━━ RECORDS FOR THIS EXERCISE
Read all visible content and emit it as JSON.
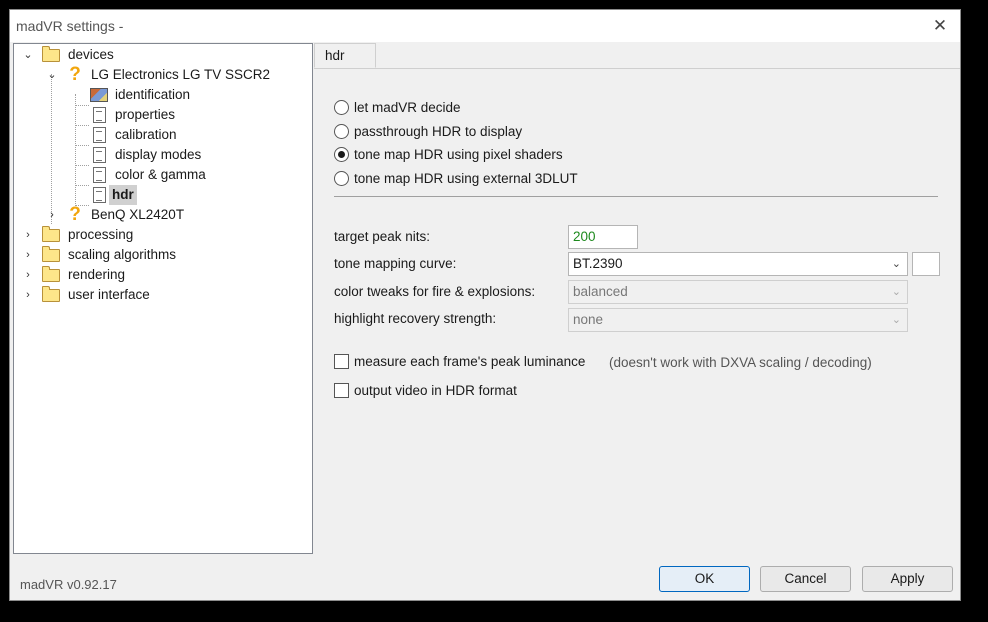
{
  "window": {
    "title": "madVR settings -",
    "close_glyph": "✕",
    "version": "madVR v0.92.17"
  },
  "tree": {
    "items": [
      {
        "label": "devices",
        "icon": "folder-icon",
        "expanded": true
      },
      {
        "label": "LG Electronics LG TV SSCR2",
        "icon": "question-icon",
        "expanded": true
      },
      {
        "label": "identification",
        "icon": "image-icon"
      },
      {
        "label": "properties",
        "icon": "page-icon"
      },
      {
        "label": "calibration",
        "icon": "page-icon"
      },
      {
        "label": "display modes",
        "icon": "page-icon"
      },
      {
        "label": "color & gamma",
        "icon": "page-icon"
      },
      {
        "label": "hdr",
        "icon": "page-icon",
        "selected": true
      },
      {
        "label": "BenQ XL2420T",
        "icon": "question-icon",
        "expanded": false
      },
      {
        "label": "processing",
        "icon": "folder-icon",
        "expanded": false
      },
      {
        "label": "scaling algorithms",
        "icon": "folder-icon",
        "expanded": false
      },
      {
        "label": "rendering",
        "icon": "folder-icon",
        "expanded": false
      },
      {
        "label": "user interface",
        "icon": "folder-icon",
        "expanded": false
      }
    ]
  },
  "panel": {
    "tab": "hdr",
    "radios": [
      {
        "label": "let madVR decide",
        "checked": false
      },
      {
        "label": "passthrough HDR to display",
        "checked": false
      },
      {
        "label": "tone map HDR using pixel shaders",
        "checked": true
      },
      {
        "label": "tone map HDR using external 3DLUT",
        "checked": false
      }
    ],
    "fields": {
      "target_peak_nits": {
        "label": "target peak nits:",
        "value": "200"
      },
      "tone_mapping_curve": {
        "label": "tone mapping curve:",
        "value": "BT.2390"
      },
      "color_tweaks": {
        "label": "color tweaks for fire & explosions:",
        "value": "balanced"
      },
      "highlight_recovery": {
        "label": "highlight recovery strength:",
        "value": "none"
      }
    },
    "checks": [
      {
        "label": "measure each frame's peak luminance",
        "checked": false
      },
      {
        "label": "output video in HDR format",
        "checked": false
      }
    ],
    "note": "(doesn't work with DXVA scaling / decoding)"
  },
  "buttons": {
    "ok": "OK",
    "cancel": "Cancel",
    "apply": "Apply"
  },
  "colors": {
    "accent": "#0067c0",
    "value_green": "#1d8a1d",
    "question_orange": "#f2a60d"
  }
}
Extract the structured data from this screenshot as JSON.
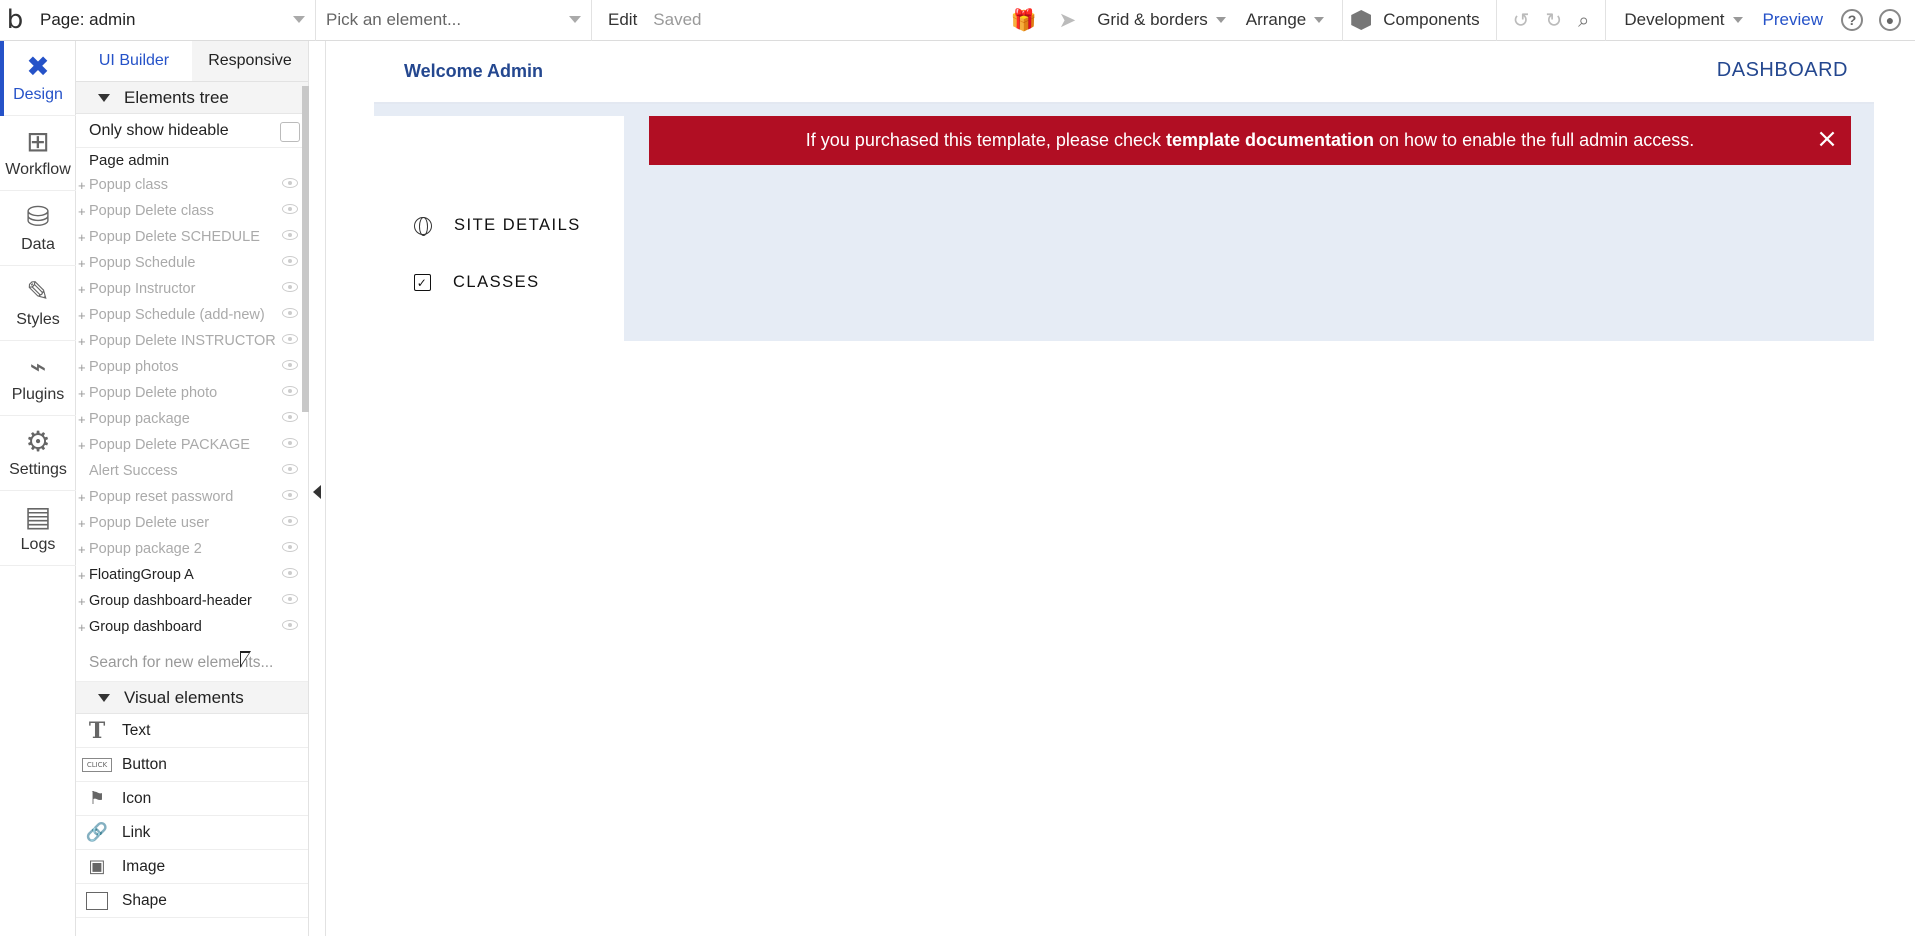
{
  "topbar": {
    "logo": "b",
    "page_select": "Page: admin",
    "element_picker_placeholder": "Pick an element...",
    "edit": "Edit",
    "saved": "Saved",
    "grid_borders": "Grid & borders",
    "arrange": "Arrange",
    "components": "Components",
    "environment": "Development",
    "preview": "Preview",
    "help": "?"
  },
  "leftnav": {
    "items": [
      {
        "label": "Design",
        "icon": "design-icon",
        "glyph": "✖"
      },
      {
        "label": "Workflow",
        "icon": "workflow-icon",
        "glyph": "⊞"
      },
      {
        "label": "Data",
        "icon": "database-icon",
        "glyph": "⛁"
      },
      {
        "label": "Styles",
        "icon": "brush-icon",
        "glyph": "✎"
      },
      {
        "label": "Plugins",
        "icon": "plug-icon",
        "glyph": "⌁"
      },
      {
        "label": "Settings",
        "icon": "gear-icon",
        "glyph": "⚙"
      },
      {
        "label": "Logs",
        "icon": "document-icon",
        "glyph": "▤"
      }
    ]
  },
  "panel": {
    "tabs": [
      "UI Builder",
      "Responsive"
    ],
    "elements_tree_label": "Elements tree",
    "only_show_hideable": "Only show hideable",
    "tree_root": "Page admin",
    "tree_items": [
      {
        "label": "Popup class",
        "plus": true,
        "dark": false
      },
      {
        "label": "Popup Delete class",
        "plus": true,
        "dark": false
      },
      {
        "label": "Popup Delete SCHEDULE",
        "plus": true,
        "dark": false
      },
      {
        "label": "Popup Schedule",
        "plus": true,
        "dark": false
      },
      {
        "label": "Popup Instructor",
        "plus": true,
        "dark": false
      },
      {
        "label": "Popup Schedule (add-new)",
        "plus": true,
        "dark": false
      },
      {
        "label": "Popup Delete INSTRUCTOR",
        "plus": true,
        "dark": false
      },
      {
        "label": "Popup photos",
        "plus": true,
        "dark": false
      },
      {
        "label": "Popup Delete photo",
        "plus": true,
        "dark": false
      },
      {
        "label": "Popup package",
        "plus": true,
        "dark": false
      },
      {
        "label": "Popup Delete PACKAGE",
        "plus": true,
        "dark": false
      },
      {
        "label": "Alert Success",
        "plus": false,
        "dark": false
      },
      {
        "label": "Popup reset password",
        "plus": true,
        "dark": false
      },
      {
        "label": "Popup Delete user",
        "plus": true,
        "dark": false
      },
      {
        "label": "Popup package 2",
        "plus": true,
        "dark": false
      },
      {
        "label": "FloatingGroup A",
        "plus": true,
        "dark": true
      },
      {
        "label": "Group dashboard-header",
        "plus": true,
        "dark": true
      },
      {
        "label": "Group dashboard",
        "plus": true,
        "dark": true
      }
    ],
    "search_placeholder": "Search for new elements...",
    "visual_elements_label": "Visual elements",
    "visual_elements": [
      {
        "label": "Text",
        "icon": "text-icon"
      },
      {
        "label": "Button",
        "icon": "button-icon"
      },
      {
        "label": "Icon",
        "icon": "flag-icon"
      },
      {
        "label": "Link",
        "icon": "link-icon"
      },
      {
        "label": "Image",
        "icon": "image-icon"
      },
      {
        "label": "Shape",
        "icon": "shape-icon"
      }
    ]
  },
  "canvas": {
    "welcome": "Welcome Admin",
    "dashboard": "DASHBOARD",
    "menu": [
      {
        "label": "SITE DETAILS",
        "icon": "globe-icon"
      },
      {
        "label": "CLASSES",
        "icon": "checkbox-icon"
      }
    ],
    "alert": {
      "before": "If you purchased this template, please check ",
      "bold": "template documentation",
      "after": " on how to enable the full admin access.",
      "close": "×",
      "color": "#b10e23"
    }
  },
  "colors": {
    "accent": "#2552c8",
    "heading": "#24478f",
    "canvas_bg": "#e6ecf5"
  }
}
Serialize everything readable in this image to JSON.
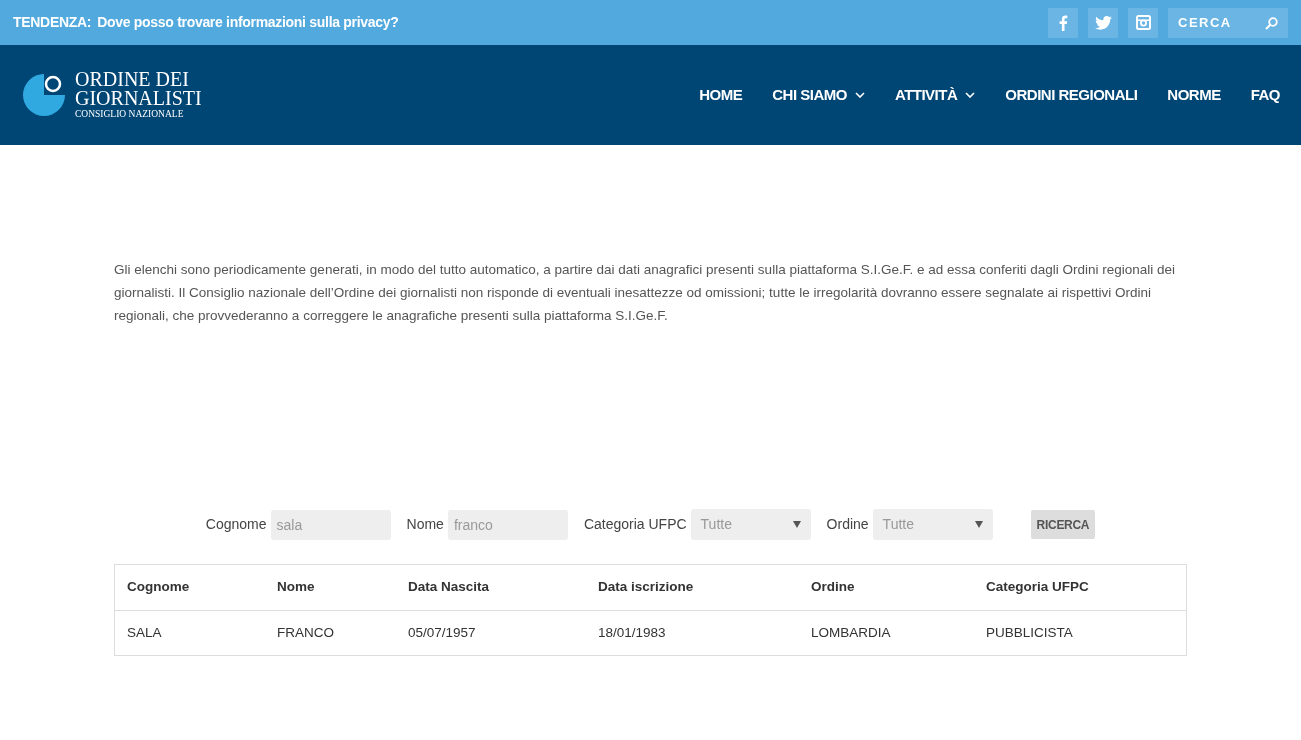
{
  "top_bar": {
    "trend_label": "TENDENZA:",
    "trend_link": "Dove posso trovare informazioni sulla privacy?",
    "social": [
      {
        "kind": "facebook"
      },
      {
        "kind": "twitter"
      },
      {
        "kind": "instagram"
      }
    ],
    "search": {
      "placeholder": "CERCA"
    }
  },
  "header": {
    "logo": {
      "line1": "ORDINE DEI",
      "line2": "GIORNALISTI",
      "line3": "CONSIGLIO NAZIONALE"
    },
    "nav": [
      {
        "label": "HOME",
        "has_submenu": false
      },
      {
        "label": "CHI SIAMO",
        "has_submenu": true
      },
      {
        "label": "ATTIVITÀ",
        "has_submenu": true
      },
      {
        "label": "ORDINI REGIONALI",
        "has_submenu": false
      },
      {
        "label": "NORME",
        "has_submenu": false
      },
      {
        "label": "FAQ",
        "has_submenu": false
      }
    ]
  },
  "notice": "Gli elenchi sono periodicamente generati, in modo del tutto automatico, a partire dai dati anagrafici presenti sulla piattaforma S.I.Ge.F. e ad essa conferiti dagli Ordini regionali dei giornalisti. Il Consiglio nazionale dell’Ordine dei giornalisti non risponde di eventuali inesattezze od omissioni; tutte le irregolarità dovranno essere segnalate ai rispettivi Ordini regionali, che provvederanno a correggere le anagrafiche presenti sulla piattaforma S.I.Ge.F.",
  "search_form": {
    "fields": [
      {
        "kind": "text",
        "label": "Cognome",
        "value": "sala"
      },
      {
        "kind": "text",
        "label": "Nome",
        "value": "franco"
      },
      {
        "kind": "select",
        "label": "Categoria UFPC",
        "value": "Tutte"
      },
      {
        "kind": "select",
        "label": "Ordine",
        "value": "Tutte"
      }
    ],
    "button": "RICERCA"
  },
  "table": {
    "columns": [
      "Cognome",
      "Nome",
      "Data Nascita",
      "Data iscrizione",
      "Ordine",
      "Categoria UFPC"
    ],
    "rows": [
      [
        "SALA",
        "FRANCO",
        "05/07/1957",
        "18/01/1983",
        "LOMBARDIA",
        "PUBBLICISTA"
      ]
    ]
  }
}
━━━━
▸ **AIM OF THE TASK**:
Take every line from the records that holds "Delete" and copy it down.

▸ **TASK SOLUTION**:
        "label": "Popup Delete class",
        "label": "Popup Delete SCHEDULE",
        "label": "Popup Delete INSTRUCTOR",
        "label": "Popup Delete photo",
        "label": "Popup Delete PACKAGE",
        "label": "Popup Delete user",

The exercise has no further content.